It is not within my knowledge that there is any
difference between the method of living in the case
of the foreigner and that of the English of the same
class. The children of the foreigners fall into line
with others attending the schools; they are very
intelligent, and on no occasion do I recollect that
foreign parents have been summoned for not sending
their children to school. The foreigners who come
to Reading are of the working class. I have known
several cases where they have come into the town
merely as journeymen, but have ultimately been
successful in starting on their own account. These
foreigners bring new industries into the town, and
the benefit is quite mutual.

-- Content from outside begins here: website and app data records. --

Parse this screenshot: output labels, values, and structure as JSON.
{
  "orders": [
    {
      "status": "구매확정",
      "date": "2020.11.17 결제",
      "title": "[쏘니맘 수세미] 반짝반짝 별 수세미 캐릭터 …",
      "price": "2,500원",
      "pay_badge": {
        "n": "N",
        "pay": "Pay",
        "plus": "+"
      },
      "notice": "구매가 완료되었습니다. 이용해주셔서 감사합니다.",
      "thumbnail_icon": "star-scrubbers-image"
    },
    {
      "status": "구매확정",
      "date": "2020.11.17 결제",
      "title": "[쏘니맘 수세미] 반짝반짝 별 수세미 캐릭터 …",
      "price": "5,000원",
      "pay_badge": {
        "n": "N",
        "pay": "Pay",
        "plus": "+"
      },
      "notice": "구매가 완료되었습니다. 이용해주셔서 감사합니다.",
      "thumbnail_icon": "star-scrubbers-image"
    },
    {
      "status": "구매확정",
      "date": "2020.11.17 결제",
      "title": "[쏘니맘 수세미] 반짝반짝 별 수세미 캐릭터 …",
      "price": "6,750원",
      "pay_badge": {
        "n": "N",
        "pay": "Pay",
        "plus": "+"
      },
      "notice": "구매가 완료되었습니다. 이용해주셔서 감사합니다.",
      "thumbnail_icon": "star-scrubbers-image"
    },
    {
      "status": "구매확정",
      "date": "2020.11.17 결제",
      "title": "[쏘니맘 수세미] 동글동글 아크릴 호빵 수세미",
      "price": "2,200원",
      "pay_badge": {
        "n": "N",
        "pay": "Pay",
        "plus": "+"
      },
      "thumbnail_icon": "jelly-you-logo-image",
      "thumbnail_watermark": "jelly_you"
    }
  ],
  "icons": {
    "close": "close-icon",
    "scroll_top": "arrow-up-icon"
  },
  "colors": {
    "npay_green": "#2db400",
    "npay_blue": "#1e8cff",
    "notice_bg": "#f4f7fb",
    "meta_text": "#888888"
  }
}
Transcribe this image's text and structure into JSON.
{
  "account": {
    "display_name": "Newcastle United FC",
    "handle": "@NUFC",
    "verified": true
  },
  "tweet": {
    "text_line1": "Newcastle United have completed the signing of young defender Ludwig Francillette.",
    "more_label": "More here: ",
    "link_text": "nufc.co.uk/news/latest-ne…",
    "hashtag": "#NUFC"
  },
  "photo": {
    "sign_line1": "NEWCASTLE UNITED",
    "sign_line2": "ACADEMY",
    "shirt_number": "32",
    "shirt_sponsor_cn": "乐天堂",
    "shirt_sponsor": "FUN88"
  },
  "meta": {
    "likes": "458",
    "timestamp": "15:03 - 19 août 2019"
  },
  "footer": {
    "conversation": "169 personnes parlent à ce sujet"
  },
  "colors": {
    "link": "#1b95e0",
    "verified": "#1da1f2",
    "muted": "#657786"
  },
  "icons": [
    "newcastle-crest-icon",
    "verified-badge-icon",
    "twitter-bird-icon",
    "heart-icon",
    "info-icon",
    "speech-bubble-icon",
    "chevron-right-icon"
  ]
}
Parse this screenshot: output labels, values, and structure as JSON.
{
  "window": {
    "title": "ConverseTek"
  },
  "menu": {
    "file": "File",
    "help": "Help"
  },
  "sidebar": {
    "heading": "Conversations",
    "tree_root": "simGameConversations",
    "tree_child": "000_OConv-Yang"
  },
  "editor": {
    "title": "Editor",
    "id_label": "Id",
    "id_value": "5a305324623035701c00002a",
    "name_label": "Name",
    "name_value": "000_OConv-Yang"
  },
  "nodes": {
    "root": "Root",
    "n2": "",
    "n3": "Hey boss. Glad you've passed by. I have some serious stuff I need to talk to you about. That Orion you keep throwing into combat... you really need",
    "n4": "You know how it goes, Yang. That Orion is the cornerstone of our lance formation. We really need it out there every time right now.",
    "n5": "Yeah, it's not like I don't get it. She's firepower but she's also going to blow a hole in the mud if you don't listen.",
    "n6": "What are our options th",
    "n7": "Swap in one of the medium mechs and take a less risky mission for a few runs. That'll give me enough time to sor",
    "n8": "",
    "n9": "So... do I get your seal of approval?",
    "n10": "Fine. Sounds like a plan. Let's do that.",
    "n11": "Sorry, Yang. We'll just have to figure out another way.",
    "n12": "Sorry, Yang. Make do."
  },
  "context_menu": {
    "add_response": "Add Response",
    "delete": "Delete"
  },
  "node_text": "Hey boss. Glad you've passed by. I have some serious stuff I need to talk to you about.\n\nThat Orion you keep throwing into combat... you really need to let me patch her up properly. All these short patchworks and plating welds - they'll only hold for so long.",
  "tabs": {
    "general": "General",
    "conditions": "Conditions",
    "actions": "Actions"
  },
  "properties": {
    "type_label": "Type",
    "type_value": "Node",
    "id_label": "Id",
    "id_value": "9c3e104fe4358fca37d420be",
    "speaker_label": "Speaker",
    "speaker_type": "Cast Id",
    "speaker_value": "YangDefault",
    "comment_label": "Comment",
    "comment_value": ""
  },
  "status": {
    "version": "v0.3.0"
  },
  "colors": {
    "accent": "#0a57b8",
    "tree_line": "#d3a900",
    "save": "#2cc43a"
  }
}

The community at Reading seems to have emerged in the early
1880s; the President confirmed in his evidence that he had come
to Reading 'in the latter end of 1885' and had found then five
families, all working for the one firm. Thereafter there had
been a comparatively considerable increase, though it was pointed
out that in 1903 there was a total of 233 aliens, including French
and Italians. 'Most of them were tailors, 'pressers...... , boot
lasters, cap makers. Chiefly tailors', but there was evidence
that other trades were represented: 'They also engage in cabinet-making, antique furniture dealing, and cigar shops'. The majority
were 'of the working class', and one of the objects of erecting
the synagogue was to attract more Jewish settlers to the town.
According to the evidence given a considerable number did come,
largely from the East End of London, and Sir Samuel Montagu's
connection with the community - including presiding at the first
public meeting called by the Building Committee in 1900 - emphasised
the link between the growth of East European immigration and the
growth of communities such as that of Reading.